##### Given records #####

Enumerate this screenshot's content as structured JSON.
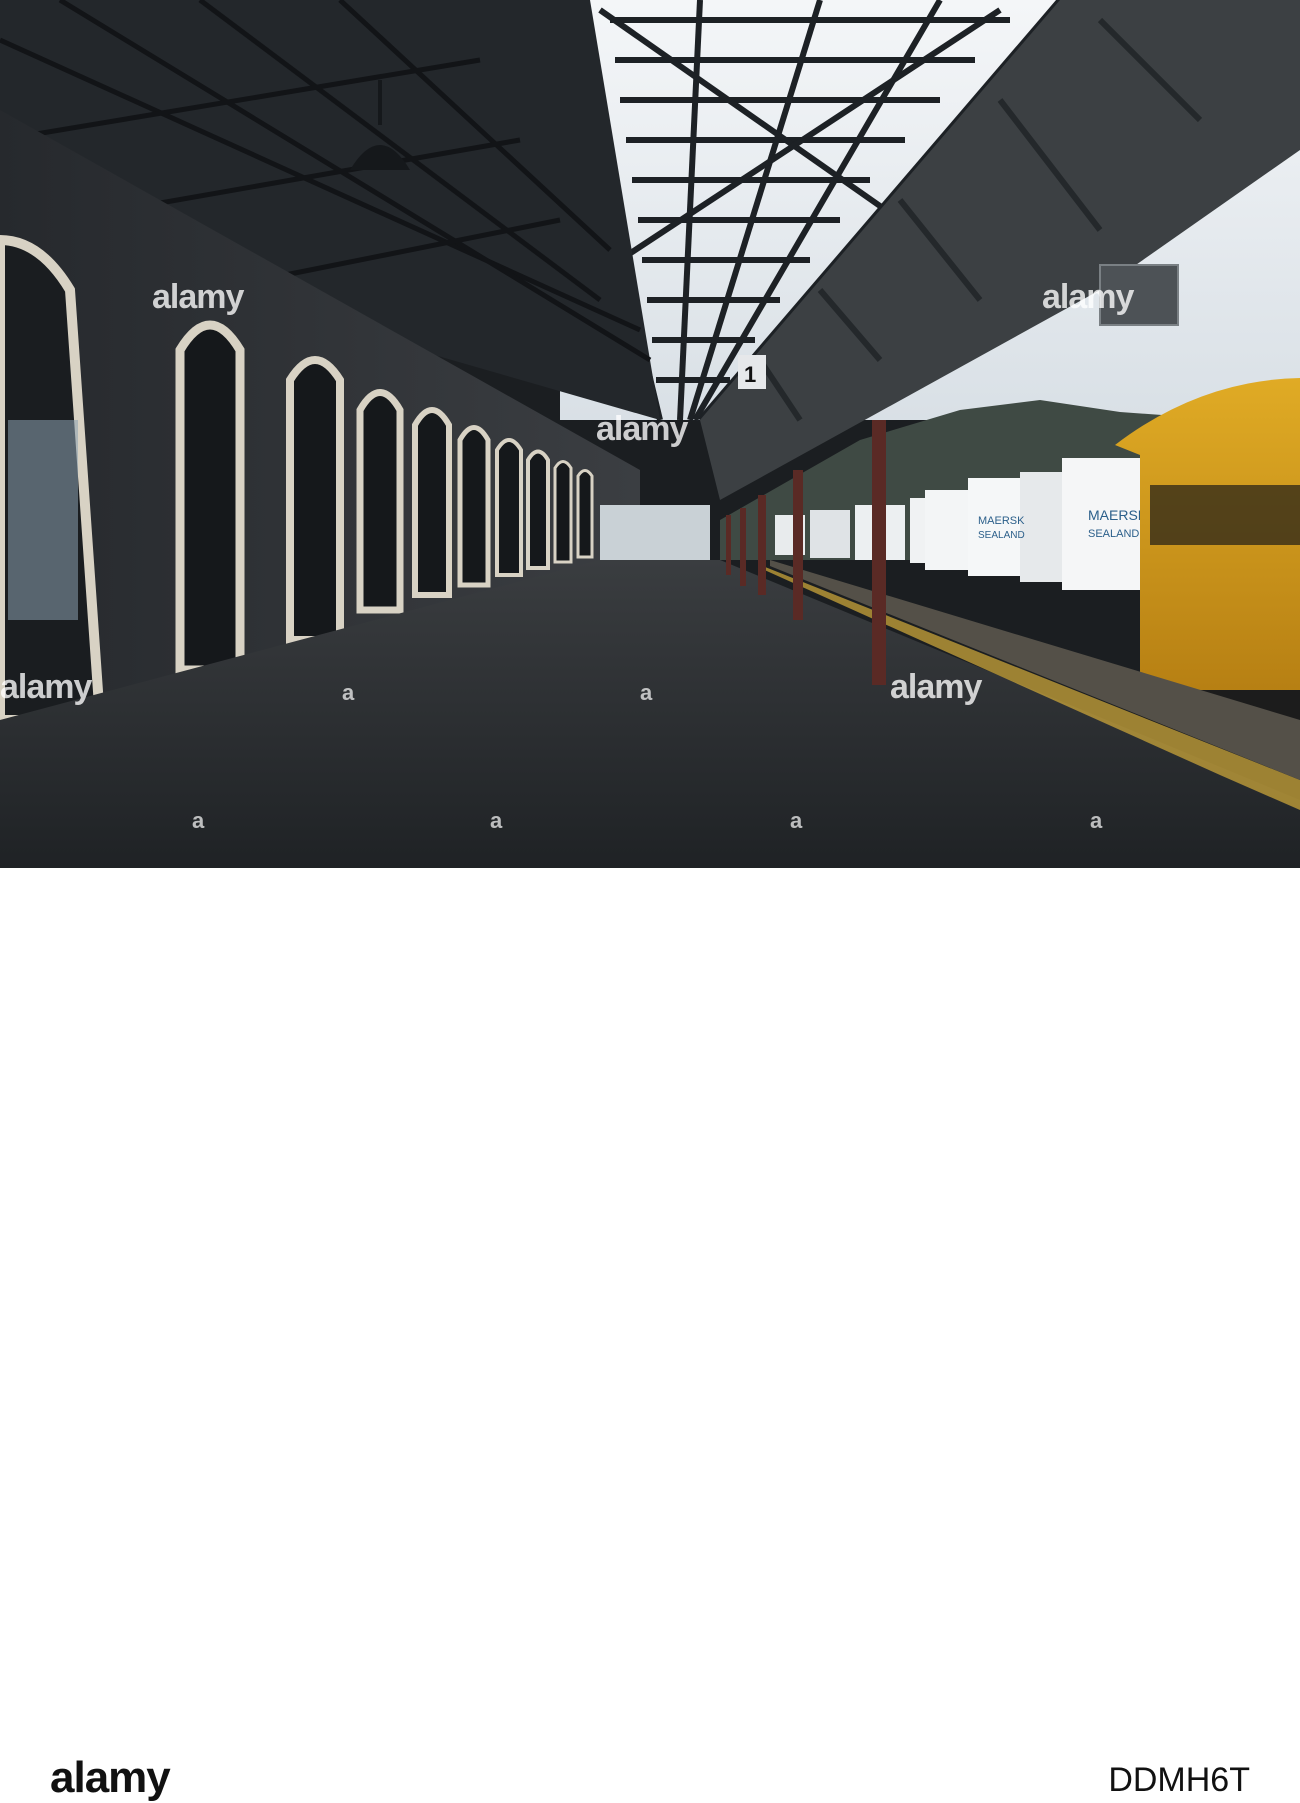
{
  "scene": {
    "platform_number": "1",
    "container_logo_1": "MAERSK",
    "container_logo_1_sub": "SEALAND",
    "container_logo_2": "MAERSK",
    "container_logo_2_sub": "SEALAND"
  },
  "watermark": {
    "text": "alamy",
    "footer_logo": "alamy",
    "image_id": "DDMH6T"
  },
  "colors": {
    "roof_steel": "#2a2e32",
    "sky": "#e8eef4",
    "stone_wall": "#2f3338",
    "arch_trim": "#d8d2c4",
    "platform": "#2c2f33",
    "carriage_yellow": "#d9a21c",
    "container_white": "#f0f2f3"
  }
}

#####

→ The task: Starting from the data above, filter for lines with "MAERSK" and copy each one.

→ Result for this exercise:
    "container_logo_1": "MAERSK",
    "container_logo_2": "MAERSK",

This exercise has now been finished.